Canada’s critical shortage of IT workers has led to a boom in countries like the Philippines and India as more and more companies seek to outsource their information technology operations to Asia.
Canada is facing a shortfall of about 160,000 IT workers over the next three years, according to a research done by the Ryerson University’s Ted Rogers School of IT Management, reported ITWorldCanada.com.
While India has been the favored destination, the Philippines strengthened its position as a leading alternative IT outsourcing hotspot, according to a recent report
Indian Information technology outsourced service firms continue to dominate the field but their counterparts in the Philippines are rapidly carving a place for themselves as alternative providers, according to an IT and outsourcing consultancy group.
While India continues to dominate information technology outsourcing (ITO), the Philippines strengthened its position as a leading alternative ITO destination, according to a recent report from Tholons Inc., which lists the world’s top 100 ITO hubs each year.
The report said, Manila moved to third place behind Bangalore and Mumbai on the list, replacing Delhi and breaking India’s monopoly of the top three spots. Furthermore, another Philippine municipality, Cebu City climbed one place to number eight on the list while five of the country’s other centres made it into the top 100.
One of the advantages the Philippine ITO sector enjoys over its rivals, according to the global economy and investment consultancy firm Oxford Business Group, is its easy access to United States market reinforced by shared historical and cultural ties and an ample supply of skilled workers with a good command of the English language.
The country’s current IT and IT-enabled services market is estimated at $14 billion, but a few years ago the total market accounted for only half of that. The number accounts for more than four per cent of the nation’s gross domestic product. The sector, called Business Process Outsourcing (BPO) in the Philippines, is expected to earn no less than $25 billion by 2016. No less than 640,000 Filipinos are employed in the industry.
Large businesses, mainly from the U.S., Europe and Australia have BPO operations in the Philippines. Among the few Canadian companies outsourcing to the country is Telus Corp. which employs more than 3,000 workers in a massive call centre in mall located in a former military installation converted into a commercial and industrial centre.

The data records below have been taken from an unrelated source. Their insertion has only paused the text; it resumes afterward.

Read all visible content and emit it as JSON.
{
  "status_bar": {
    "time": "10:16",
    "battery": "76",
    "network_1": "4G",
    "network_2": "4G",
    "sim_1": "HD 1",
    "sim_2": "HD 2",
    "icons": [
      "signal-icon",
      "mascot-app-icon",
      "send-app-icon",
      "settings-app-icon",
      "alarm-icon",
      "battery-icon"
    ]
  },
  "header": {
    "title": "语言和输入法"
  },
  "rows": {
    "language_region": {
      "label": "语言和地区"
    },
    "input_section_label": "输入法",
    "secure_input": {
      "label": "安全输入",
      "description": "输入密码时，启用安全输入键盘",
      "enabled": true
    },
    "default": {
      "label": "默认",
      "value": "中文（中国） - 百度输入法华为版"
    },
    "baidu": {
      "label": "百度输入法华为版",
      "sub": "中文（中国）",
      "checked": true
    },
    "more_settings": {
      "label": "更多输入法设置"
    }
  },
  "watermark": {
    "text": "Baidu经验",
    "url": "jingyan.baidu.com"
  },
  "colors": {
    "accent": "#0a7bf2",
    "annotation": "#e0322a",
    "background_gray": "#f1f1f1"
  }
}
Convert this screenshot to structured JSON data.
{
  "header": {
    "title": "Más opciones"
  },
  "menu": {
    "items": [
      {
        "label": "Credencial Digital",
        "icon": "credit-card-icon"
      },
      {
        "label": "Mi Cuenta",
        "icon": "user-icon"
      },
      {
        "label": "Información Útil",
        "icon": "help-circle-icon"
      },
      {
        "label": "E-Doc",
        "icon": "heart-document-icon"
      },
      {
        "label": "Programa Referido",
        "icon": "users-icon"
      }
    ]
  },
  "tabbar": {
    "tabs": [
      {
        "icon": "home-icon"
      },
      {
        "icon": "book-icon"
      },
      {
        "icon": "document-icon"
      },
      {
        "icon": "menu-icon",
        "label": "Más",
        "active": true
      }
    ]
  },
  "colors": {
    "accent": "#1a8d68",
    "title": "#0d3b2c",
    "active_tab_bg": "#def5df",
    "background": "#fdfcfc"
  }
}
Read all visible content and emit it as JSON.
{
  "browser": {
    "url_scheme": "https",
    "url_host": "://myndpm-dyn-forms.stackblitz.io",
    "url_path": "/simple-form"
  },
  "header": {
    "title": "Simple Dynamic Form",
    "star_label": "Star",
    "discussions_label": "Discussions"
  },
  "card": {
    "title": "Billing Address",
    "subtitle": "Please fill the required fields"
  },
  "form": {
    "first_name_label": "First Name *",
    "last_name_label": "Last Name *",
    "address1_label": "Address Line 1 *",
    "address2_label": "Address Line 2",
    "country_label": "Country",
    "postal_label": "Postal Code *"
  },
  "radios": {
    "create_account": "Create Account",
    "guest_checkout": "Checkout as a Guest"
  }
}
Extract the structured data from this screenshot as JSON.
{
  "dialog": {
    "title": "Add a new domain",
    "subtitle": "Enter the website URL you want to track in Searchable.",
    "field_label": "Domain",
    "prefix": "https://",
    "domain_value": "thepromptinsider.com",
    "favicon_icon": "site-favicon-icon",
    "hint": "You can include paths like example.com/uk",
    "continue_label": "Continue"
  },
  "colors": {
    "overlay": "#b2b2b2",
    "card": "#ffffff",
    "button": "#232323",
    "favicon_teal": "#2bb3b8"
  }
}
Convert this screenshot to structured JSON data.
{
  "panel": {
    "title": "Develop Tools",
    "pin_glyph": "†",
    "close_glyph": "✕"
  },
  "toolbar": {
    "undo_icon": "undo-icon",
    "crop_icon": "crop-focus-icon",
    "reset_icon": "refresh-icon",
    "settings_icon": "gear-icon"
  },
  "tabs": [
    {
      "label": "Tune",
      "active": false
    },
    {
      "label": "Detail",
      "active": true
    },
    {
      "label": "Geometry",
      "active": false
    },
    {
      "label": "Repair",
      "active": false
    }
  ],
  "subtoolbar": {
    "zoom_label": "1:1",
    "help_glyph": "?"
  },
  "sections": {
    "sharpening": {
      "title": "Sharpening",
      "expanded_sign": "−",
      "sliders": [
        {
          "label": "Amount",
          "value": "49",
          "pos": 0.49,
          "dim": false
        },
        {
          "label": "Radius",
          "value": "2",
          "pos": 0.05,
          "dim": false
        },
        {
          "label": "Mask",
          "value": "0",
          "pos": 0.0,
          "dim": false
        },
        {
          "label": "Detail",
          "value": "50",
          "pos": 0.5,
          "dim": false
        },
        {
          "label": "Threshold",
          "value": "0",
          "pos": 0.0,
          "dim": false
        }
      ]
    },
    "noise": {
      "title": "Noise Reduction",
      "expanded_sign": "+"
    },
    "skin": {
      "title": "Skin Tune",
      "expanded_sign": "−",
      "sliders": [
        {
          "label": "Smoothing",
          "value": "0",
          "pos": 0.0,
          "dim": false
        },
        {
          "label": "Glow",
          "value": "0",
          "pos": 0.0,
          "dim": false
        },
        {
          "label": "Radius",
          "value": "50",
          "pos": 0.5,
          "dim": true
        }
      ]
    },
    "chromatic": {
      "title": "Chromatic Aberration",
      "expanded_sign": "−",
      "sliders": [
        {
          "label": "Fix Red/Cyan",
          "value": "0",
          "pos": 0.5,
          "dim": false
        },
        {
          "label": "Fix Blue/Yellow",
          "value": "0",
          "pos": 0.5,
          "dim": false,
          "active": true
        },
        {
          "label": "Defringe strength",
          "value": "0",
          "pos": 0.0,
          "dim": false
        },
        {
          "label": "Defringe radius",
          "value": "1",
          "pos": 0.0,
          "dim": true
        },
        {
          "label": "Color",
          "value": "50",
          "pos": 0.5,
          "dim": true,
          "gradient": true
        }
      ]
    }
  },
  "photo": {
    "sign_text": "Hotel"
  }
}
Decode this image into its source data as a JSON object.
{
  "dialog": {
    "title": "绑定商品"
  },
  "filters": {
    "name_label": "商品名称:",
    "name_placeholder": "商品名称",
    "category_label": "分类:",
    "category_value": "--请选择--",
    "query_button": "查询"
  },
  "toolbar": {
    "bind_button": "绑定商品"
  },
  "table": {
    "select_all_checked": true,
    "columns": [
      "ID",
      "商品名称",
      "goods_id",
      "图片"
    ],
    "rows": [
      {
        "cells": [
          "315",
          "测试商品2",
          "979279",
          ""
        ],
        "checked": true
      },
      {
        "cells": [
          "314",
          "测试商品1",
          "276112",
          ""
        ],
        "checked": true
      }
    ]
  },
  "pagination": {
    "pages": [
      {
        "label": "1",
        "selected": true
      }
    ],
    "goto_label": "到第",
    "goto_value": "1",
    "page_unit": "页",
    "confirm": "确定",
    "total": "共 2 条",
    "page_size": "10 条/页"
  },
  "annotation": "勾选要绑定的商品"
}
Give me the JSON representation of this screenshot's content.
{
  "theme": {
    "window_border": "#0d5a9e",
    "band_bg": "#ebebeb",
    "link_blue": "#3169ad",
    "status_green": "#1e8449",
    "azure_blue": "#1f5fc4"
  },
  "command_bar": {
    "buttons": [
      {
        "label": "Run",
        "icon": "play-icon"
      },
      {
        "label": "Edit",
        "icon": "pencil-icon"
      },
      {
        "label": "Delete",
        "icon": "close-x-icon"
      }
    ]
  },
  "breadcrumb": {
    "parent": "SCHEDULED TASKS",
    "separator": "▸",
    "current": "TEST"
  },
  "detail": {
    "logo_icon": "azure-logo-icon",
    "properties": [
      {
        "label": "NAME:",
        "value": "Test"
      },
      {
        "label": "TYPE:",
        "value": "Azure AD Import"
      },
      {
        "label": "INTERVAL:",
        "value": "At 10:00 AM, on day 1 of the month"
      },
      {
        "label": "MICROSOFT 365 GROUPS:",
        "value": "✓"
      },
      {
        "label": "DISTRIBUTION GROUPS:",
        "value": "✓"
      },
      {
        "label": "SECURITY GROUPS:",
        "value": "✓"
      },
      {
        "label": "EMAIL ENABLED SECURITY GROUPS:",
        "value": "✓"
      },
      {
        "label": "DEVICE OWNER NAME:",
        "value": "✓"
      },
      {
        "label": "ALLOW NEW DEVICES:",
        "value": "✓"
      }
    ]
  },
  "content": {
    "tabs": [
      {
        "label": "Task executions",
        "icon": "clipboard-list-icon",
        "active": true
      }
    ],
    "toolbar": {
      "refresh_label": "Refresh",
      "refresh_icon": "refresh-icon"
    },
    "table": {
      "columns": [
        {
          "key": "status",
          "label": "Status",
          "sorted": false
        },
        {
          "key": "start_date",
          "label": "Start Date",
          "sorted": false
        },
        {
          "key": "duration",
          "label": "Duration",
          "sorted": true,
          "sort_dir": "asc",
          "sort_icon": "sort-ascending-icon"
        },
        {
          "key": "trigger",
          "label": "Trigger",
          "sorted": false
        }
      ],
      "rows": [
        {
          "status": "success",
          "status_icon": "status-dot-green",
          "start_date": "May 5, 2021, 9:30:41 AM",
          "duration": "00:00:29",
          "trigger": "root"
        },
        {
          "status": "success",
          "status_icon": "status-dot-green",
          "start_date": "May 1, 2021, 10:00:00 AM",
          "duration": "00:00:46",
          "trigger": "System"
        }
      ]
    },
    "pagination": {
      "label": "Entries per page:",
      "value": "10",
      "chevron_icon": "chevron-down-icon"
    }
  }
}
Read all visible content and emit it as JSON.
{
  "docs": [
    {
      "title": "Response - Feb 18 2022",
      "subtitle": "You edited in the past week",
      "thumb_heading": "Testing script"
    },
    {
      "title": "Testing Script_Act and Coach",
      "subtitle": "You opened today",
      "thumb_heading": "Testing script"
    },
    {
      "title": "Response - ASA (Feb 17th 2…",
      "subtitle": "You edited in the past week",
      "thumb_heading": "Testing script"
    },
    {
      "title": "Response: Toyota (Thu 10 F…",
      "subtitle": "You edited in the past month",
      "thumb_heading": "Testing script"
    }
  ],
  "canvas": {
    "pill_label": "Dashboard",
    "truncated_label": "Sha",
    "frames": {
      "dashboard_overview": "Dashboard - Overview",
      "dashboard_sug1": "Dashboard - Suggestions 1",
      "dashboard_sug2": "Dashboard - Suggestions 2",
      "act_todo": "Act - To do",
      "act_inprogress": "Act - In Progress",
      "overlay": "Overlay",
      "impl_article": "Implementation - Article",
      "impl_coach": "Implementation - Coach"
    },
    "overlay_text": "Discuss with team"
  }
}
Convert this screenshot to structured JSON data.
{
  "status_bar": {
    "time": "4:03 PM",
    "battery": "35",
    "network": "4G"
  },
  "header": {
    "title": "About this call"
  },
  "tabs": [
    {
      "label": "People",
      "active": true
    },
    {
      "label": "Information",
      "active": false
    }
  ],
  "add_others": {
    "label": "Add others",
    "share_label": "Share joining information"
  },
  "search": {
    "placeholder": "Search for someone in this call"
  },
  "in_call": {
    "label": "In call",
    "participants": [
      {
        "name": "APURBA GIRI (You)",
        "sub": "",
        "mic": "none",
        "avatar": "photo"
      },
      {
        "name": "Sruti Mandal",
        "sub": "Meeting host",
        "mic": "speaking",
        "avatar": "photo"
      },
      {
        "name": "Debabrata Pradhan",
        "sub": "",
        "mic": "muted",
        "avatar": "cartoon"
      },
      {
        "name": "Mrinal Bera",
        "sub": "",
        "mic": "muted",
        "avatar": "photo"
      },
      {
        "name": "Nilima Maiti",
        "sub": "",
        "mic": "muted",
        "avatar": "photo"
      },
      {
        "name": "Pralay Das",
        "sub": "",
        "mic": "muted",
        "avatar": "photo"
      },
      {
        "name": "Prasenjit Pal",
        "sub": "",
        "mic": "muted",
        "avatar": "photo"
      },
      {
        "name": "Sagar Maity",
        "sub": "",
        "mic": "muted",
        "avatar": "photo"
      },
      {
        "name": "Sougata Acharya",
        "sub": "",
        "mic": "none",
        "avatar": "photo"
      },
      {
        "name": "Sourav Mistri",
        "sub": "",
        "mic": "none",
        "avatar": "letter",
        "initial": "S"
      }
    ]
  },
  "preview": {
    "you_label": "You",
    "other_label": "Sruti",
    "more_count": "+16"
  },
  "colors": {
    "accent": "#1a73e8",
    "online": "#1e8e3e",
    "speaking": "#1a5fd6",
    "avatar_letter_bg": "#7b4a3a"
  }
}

Telus initially considered India but chose the Philippines instead because the Indian market was already heated at that time. The successful operation, which began in 2005, now has some 40 clients which include several North American telecom and cable firms and one line video game companies.
Offshoring, which refers to hiring or contracting people for IT services abroad (as opposed to outsourcing in general, which is also done domestically) is a business worth between $2.5 and $3 billion in Canada, says Mark Schrutt, director of services and enterprise applications at IDC Canada Inc.
It’s certainly a strategy that’s been proven to give bang for your buck. Offshoring to India is a prime example: a large workforce of highly skilled young IT professionals willing to work at a fraction of the cost of their Canadian counterparts makes it an ideal place to look for bargains.
Offshoring really began to take off in the 1990s, fueled by the demand for large amounts of low-cost resources to do work that wasn’t adding any value, says Jason Trussell, senior vice-president and Canadian regional manager at iGATE Inc., a major provider of outsourcing services worldwide. “But once people saw that they could get some of this remediation work done out of India then it transitioned into ongoing development, maintenance,” he says.
Trussell estimates that clients of his that outsource development and maintenance jobs to India save an average of 30 to 40 per cent compared to the cost of having these services performed domestically.
The quality of the work, meanwhile, is “on par” with what the companies could expect within Canada, according to Schrutt.
However, says Trussell, offshoring these IT jobs isn’t merely about saving money. Eventually, it’s going to become a matter of economic necessity in Canada.
“People are not going to go to an India, Mexico or China if there wasn’t some financial benefit,” says Trussell. “But the reason that they’re going to those places isn’t purely because of the financial benefit.”
Part of the reason is simply a shortage of IT professionals in Canada, he says. With a very low rate of unemployment in the industry, it’s a seller’s market. Not only is the workforce shrinking, but it’s also getting older, he notes. Companies are “not going to be able to sustain that domestically and if they do, it’s going to become very expensive,” he says.
Offshoring is a sometimes controversial subject within Canada, especially amid a shaky economic climate. However, Schrutt suggests that within the IT industry, outsourcing is filling a critical need to have many low-level IT roles filled.
Sending these jobs abroad doesn’t necessarily take work away from Canadians, he says, given that we’re often unable or unwilling to do that work, or only willing to do it at prohibitive rates. “Companies just cannot get the right resources at the right time at the right cost,” he says.
And offshoring can ultimately create a new benefit for the economy, opening up new positions at home based on growth of the workforce abroad, Schrutt adds.
“Outsourcing can help create opportunities that didn’t exist before,” says Trussell. Recruiting more bodies in another country can “upskill” Canadian IT workers, boosting them into higher level managerial positions, he says.
“The jobs are slightly different than what they may have been before, but it actually is an economic addition, not necessarily a detractor from the economy and from the employment landscape.”